= WHAT THIS TASK INVOLVES =
Return the records exactly as they stand, and keep the pictures out of the copy.

━━━━━ RECORDED DATA

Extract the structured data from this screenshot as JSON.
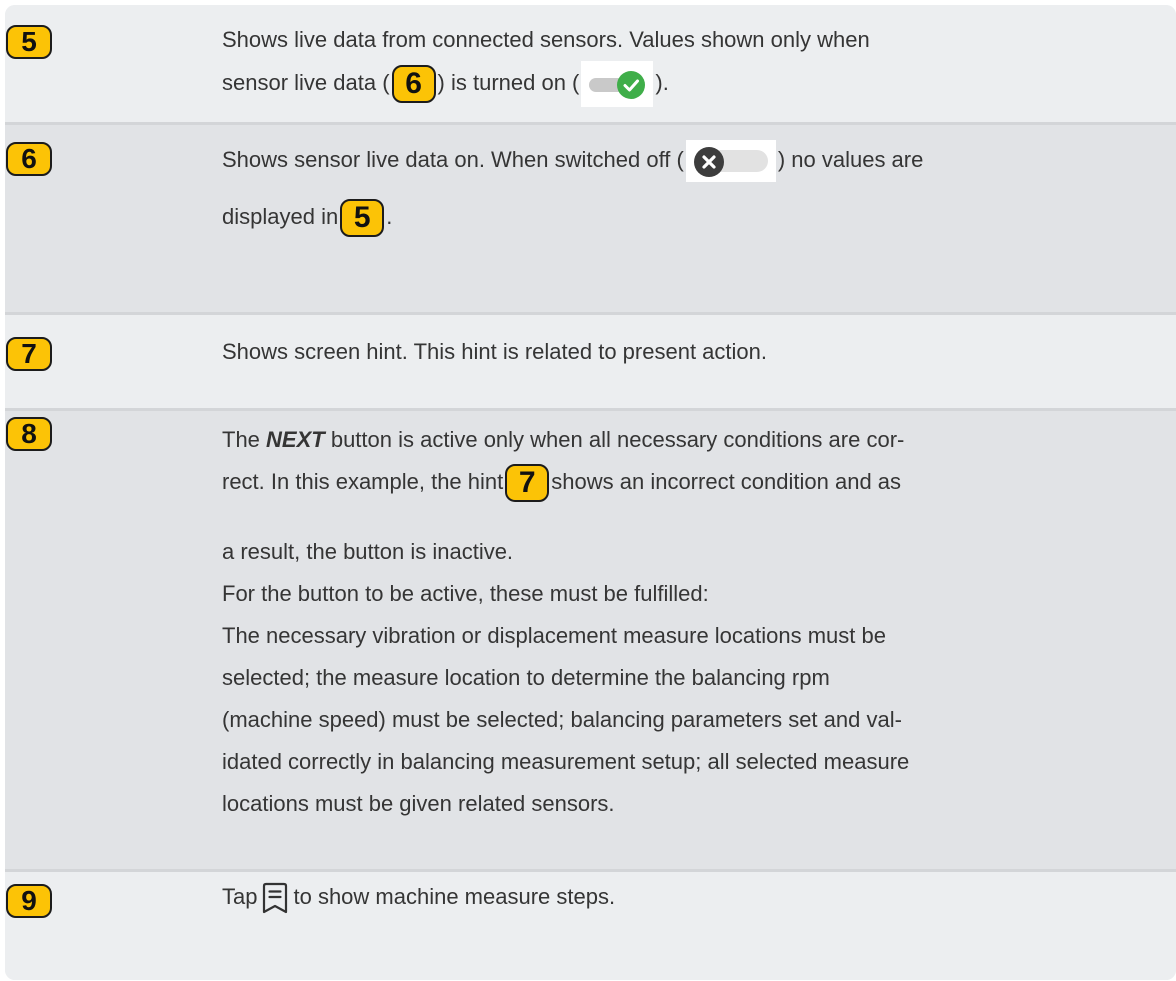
{
  "rows": [
    {
      "badge": "5",
      "text_a": "Shows live data from connected sensors. Values shown only when",
      "text_b": "sensor live data (",
      "inline_badge": "6",
      "text_c": ") is turned on (",
      "text_d": ")."
    },
    {
      "badge": "6",
      "text_a": "Shows sensor live data on. When switched off (",
      "text_b": ") no values are",
      "text_c": "displayed in",
      "inline_badge": "5",
      "text_d": "."
    },
    {
      "badge": "7",
      "text_a": "Shows screen hint. This hint is related to present action."
    },
    {
      "badge": "8",
      "text_a_pre": "The ",
      "text_a_bold": "NEXT",
      "text_a_post": " button is active only when all necessary conditions are cor-",
      "text_b_pre": "rect. In this example, the hint",
      "inline_badge": "7",
      "text_b_post": "shows an incorrect condition and as",
      "text_c": "a result, the button is inactive.",
      "text_d": "For the button to be active, these must be fulfilled:",
      "text_e": "The necessary vibration or displacement measure locations must be",
      "text_f": "selected; the measure location to determine the balancing rpm",
      "text_g": "(machine speed) must be selected; balancing parameters set and val-",
      "text_h": "idated correctly in balancing measurement setup; all selected measure",
      "text_i": "locations must be given related sensors."
    },
    {
      "badge": "9",
      "text_a": "Tap",
      "icon": "steps-list-icon",
      "text_b": "to show machine measure steps."
    }
  ],
  "colors": {
    "badge_fill": "#fcc306",
    "toggle_on_knob": "#3fae49",
    "toggle_off_knob": "#3d3d3d"
  }
}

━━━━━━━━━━

= ANSWER TO THIS EXERCISE =
Extract the structured data from this screenshot as JSON.
{
  "rows": [
    {
      "badge": "5",
      "text_a": "Shows live data from connected sensors. Values shown only when",
      "text_b": "sensor live data (",
      "inline_badge": "6",
      "text_c": ") is turned on (",
      "text_d": ")."
    },
    {
      "badge": "6",
      "text_a": "Shows sensor live data on. When switched off (",
      "text_b": ") no values are",
      "text_c": "displayed in",
      "inline_badge": "5",
      "text_d": "."
    },
    {
      "badge": "7",
      "text_a": "Shows screen hint. This hint is related to present action."
    },
    {
      "badge": "8",
      "text_a_pre": "The ",
      "text_a_bold": "NEXT",
      "text_a_post": " button is active only when all necessary conditions are cor-",
      "text_b_pre": "rect. In this example, the hint",
      "inline_badge": "7",
      "text_b_post": "shows an incorrect condition and as",
      "text_c": "a result, the button is inactive.",
      "text_d": "For the button to be active, these must be fulfilled:",
      "text_e": "The necessary vibration or displacement measure locations must be",
      "text_f": "selected; the measure location to determine the balancing rpm",
      "text_g": "(machine speed) must be selected; balancing parameters set and val-",
      "text_h": "idated correctly in balancing measurement setup; all selected measure",
      "text_i": "locations must be given related sensors."
    },
    {
      "badge": "9",
      "text_a": "Tap",
      "icon": "steps-list-icon",
      "text_b": "to show machine measure steps."
    }
  ],
  "colors": {
    "badge_fill": "#fcc306",
    "toggle_on_knob": "#3fae49",
    "toggle_off_knob": "#3d3d3d"
  }
}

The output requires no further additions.